Doctor of Nursing students prescribe passing exams Grant Dillard Staff Writer email@example.com
For the past four years, every student participating in the Doctor of Nursing Practice Program passed their certification exams. The program consists of 20 students and is three years long. Students have the option to take the certification exam during their last semester or right after graduating. The Doctor of Nursing Practice Program is made up of 76 credit hours, and includes over 1000 clinical hours in a variety of settings like family practice, adult health, pediatrics, urgent care, prenatal care and women’s health. These settings are selected to give students the experience they need to provide the best quality of
care. Jessica Bridgforth, a 2019 Murray State graduate, was one of the students who passed the certification exam. “In the program, test questions are designed to prepare students for the certification exam,” Bridgeforth said. She selected Murray State for graduate school knowing the program was designed to help students succeed not only with the certification exam, but in their future careers. “I prepared for the certification exam by taking advantage of the curriculum provided throughout the DNP-FNP program, knowing I would use it not only for the certification exam, but also in my future practice,” Bridgforth said. Amy Hale, who lives in Hanson,Kentuckyandgraduted in 2019, also went through an
extended period of studying in order to achieve her goals of passing the exam. “I read up on guidelines and any unsure information in textbooks and online,” Hale said. “I spent about three weeks (several hours per day) studying both on my own and with other students.” Hale chose Murray State after a lengthy conversation with another student. Having always wanted to continue her education, she applied after researching the opportunities Murray State provided. “I found MSU to be a student-focused and success-orientedUniversitywithprofessors who genuinely want each student to succeed,” Hale said. “I felt that the online and classroom hybrid program enabled students to interact with each other and with faculty.”

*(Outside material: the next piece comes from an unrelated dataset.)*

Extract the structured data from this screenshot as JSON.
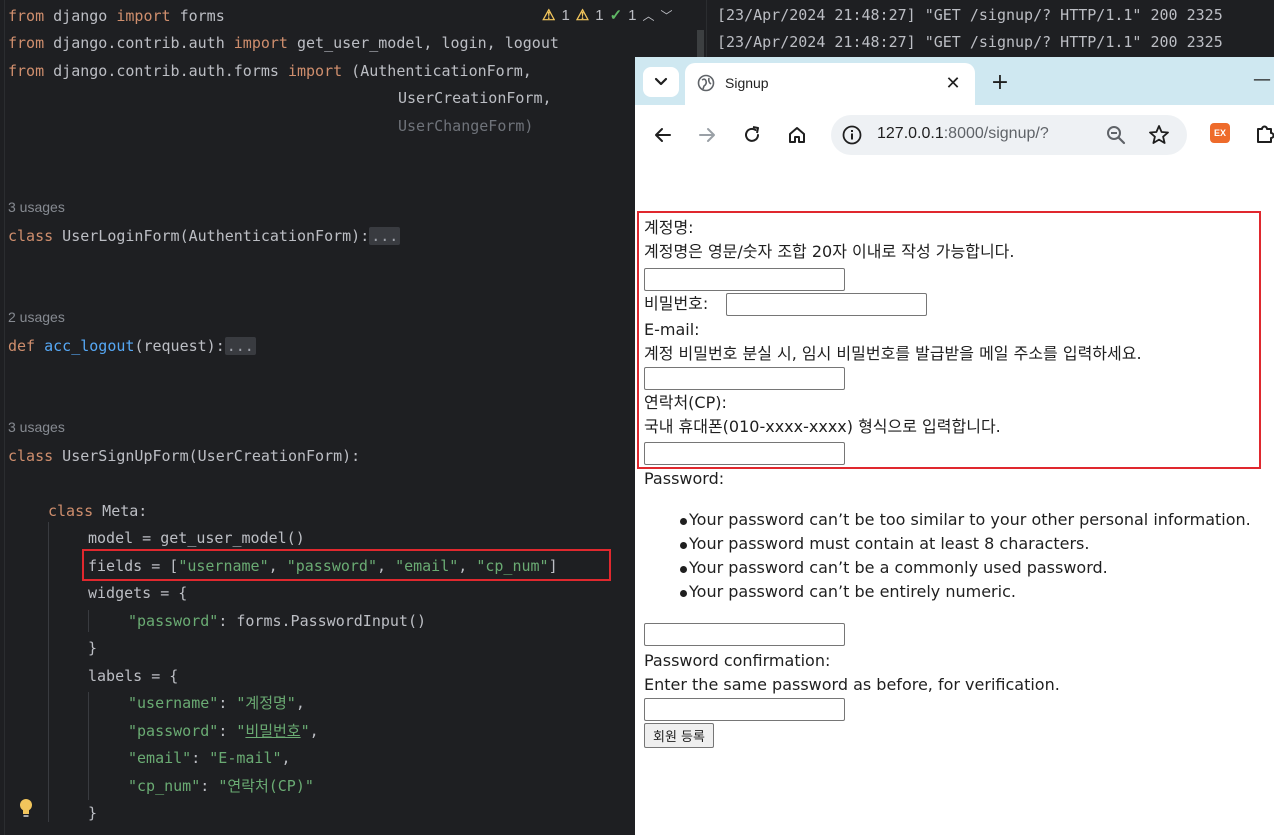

@ 7:30 p.m. “This is Our Land” Curris Center Theatre
Sunday, Oct. 6: Wind Ensemble and Symphonic Band Concert
@ 3:30 p.m. in Lovett Auditorium
Sunday, Oct. 7: Octubafest
@ 7:30 p.m. in the Performing Arts Hall of Old Fine Arts Room 2023
Tuesday, Oct. 8: Tinseltown Tuesday
@ 7 p.m. in the Curris Center Theatre
@ 7:30 p.m. in the Performing Arts Hall of Price Doyle Fine Arts Building
Wednesday, Oct. 9: Spanish Conversation Table
@ 3 p.m. in Waterfield Library Gallery
@ 4 p.m. at Hamilton Field
Thursday, Oct. 10:
Fall Break If you would like to see your event featured email the features editor at firstname.lastname@example.org. Colton Colglazier/The News
October 3, 2019
Oct. 3, 2019